**What is expected:** Your task is to retype each line of the data below exactly.
** Opening Data records block **
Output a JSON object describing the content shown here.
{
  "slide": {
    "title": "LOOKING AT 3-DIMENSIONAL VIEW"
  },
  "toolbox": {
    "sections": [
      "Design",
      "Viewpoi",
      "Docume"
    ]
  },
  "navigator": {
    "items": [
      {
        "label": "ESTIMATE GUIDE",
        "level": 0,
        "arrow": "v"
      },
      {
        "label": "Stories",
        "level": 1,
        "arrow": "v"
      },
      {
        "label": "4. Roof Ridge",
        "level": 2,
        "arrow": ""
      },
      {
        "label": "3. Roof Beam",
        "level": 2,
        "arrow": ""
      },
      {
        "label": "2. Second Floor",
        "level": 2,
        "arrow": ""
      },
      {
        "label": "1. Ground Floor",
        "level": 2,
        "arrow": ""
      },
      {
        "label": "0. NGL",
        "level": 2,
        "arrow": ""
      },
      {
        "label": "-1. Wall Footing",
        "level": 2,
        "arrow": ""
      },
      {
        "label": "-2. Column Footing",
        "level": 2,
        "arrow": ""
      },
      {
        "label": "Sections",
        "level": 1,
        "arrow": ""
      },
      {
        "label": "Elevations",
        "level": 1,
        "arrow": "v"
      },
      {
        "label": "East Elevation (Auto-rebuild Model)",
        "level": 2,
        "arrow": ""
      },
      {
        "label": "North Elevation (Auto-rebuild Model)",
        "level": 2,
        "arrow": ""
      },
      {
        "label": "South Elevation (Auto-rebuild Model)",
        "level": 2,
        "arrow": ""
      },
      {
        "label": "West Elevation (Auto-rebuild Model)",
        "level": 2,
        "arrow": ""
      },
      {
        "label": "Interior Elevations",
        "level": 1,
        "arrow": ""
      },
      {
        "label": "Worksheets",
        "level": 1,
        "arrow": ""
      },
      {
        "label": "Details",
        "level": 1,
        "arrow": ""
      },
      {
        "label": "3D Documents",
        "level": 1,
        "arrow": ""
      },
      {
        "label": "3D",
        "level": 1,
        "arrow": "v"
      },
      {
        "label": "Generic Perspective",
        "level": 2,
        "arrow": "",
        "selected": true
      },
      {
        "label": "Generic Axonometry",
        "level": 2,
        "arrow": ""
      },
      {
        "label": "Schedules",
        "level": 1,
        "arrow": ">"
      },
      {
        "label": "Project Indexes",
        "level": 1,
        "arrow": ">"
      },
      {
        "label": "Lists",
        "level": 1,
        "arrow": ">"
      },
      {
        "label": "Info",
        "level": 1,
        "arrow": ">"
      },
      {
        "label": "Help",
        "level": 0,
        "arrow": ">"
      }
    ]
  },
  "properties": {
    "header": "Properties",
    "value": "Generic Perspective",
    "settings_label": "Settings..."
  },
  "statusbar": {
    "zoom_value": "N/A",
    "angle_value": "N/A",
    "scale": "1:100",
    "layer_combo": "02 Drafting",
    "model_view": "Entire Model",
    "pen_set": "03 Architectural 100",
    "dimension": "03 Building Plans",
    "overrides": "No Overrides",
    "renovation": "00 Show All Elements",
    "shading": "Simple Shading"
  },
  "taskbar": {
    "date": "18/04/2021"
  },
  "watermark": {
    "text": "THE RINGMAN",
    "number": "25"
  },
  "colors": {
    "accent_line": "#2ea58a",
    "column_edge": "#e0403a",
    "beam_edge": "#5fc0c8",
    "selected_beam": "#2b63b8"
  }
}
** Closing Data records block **
**Expected output:**
Output a JSON object describing the content shown here.
{
  "slide": {
    "title": "LOOKING AT 3-DIMENSIONAL VIEW"
  },
  "toolbox": {
    "sections": [
      "Design",
      "Viewpoi",
      "Docume"
    ]
  },
  "navigator": {
    "items": [
      {
        "label": "ESTIMATE GUIDE",
        "level": 0,
        "arrow": "v"
      },
      {
        "label": "Stories",
        "level": 1,
        "arrow": "v"
      },
      {
        "label": "4. Roof Ridge",
        "level": 2,
        "arrow": ""
      },
      {
        "label": "3. Roof Beam",
        "level": 2,
        "arrow": ""
      },
      {
        "label": "2. Second Floor",
        "level": 2,
        "arrow": ""
      },
      {
        "label": "1. Ground Floor",
        "level": 2,
        "arrow": ""
      },
      {
        "label": "0. NGL",
        "level": 2,
        "arrow": ""
      },
      {
        "label": "-1. Wall Footing",
        "level": 2,
        "arrow": ""
      },
      {
        "label": "-2. Column Footing",
        "level": 2,
        "arrow": ""
      },
      {
        "label": "Sections",
        "level": 1,
        "arrow": ""
      },
      {
        "label": "Elevations",
        "level": 1,
        "arrow": "v"
      },
      {
        "label": "East Elevation (Auto-rebuild Model)",
        "level": 2,
        "arrow": ""
      },
      {
        "label": "North Elevation (Auto-rebuild Model)",
        "level": 2,
        "arrow": ""
      },
      {
        "label": "South Elevation (Auto-rebuild Model)",
        "level": 2,
        "arrow": ""
      },
      {
        "label": "West Elevation (Auto-rebuild Model)",
        "level": 2,
        "arrow": ""
      },
      {
        "label": "Interior Elevations",
        "level": 1,
        "arrow": ""
      },
      {
        "label": "Worksheets",
        "level": 1,
        "arrow": ""
      },
      {
        "label": "Details",
        "level": 1,
        "arrow": ""
      },
      {
        "label": "3D Documents",
        "level": 1,
        "arrow": ""
      },
      {
        "label": "3D",
        "level": 1,
        "arrow": "v"
      },
      {
        "label": "Generic Perspective",
        "level": 2,
        "arrow": "",
        "selected": true
      },
      {
        "label": "Generic Axonometry",
        "level": 2,
        "arrow": ""
      },
      {
        "label": "Schedules",
        "level": 1,
        "arrow": ">"
      },
      {
        "label": "Project Indexes",
        "level": 1,
        "arrow": ">"
      },
      {
        "label": "Lists",
        "level": 1,
        "arrow": ">"
      },
      {
        "label": "Info",
        "level": 1,
        "arrow": ">"
      },
      {
        "label": "Help",
        "level": 0,
        "arrow": ">"
      }
    ]
  },
  "properties": {
    "header": "Properties",
    "value": "Generic Perspective",
    "settings_label": "Settings..."
  },
  "statusbar": {
    "zoom_value": "N/A",
    "angle_value": "N/A",
    "scale": "1:100",
    "layer_combo": "02 Drafting",
    "model_view": "Entire Model",
    "pen_set": "03 Architectural 100",
    "dimension": "03 Building Plans",
    "overrides": "No Overrides",
    "renovation": "00 Show All Elements",
    "shading": "Simple Shading"
  },
  "taskbar": {
    "date": "18/04/2021"
  },
  "watermark": {
    "text": "THE RINGMAN",
    "number": "25"
  },
  "colors": {
    "accent_line": "#2ea58a",
    "column_edge": "#e0403a",
    "beam_edge": "#5fc0c8",
    "selected_beam": "#2b63b8"
  }
}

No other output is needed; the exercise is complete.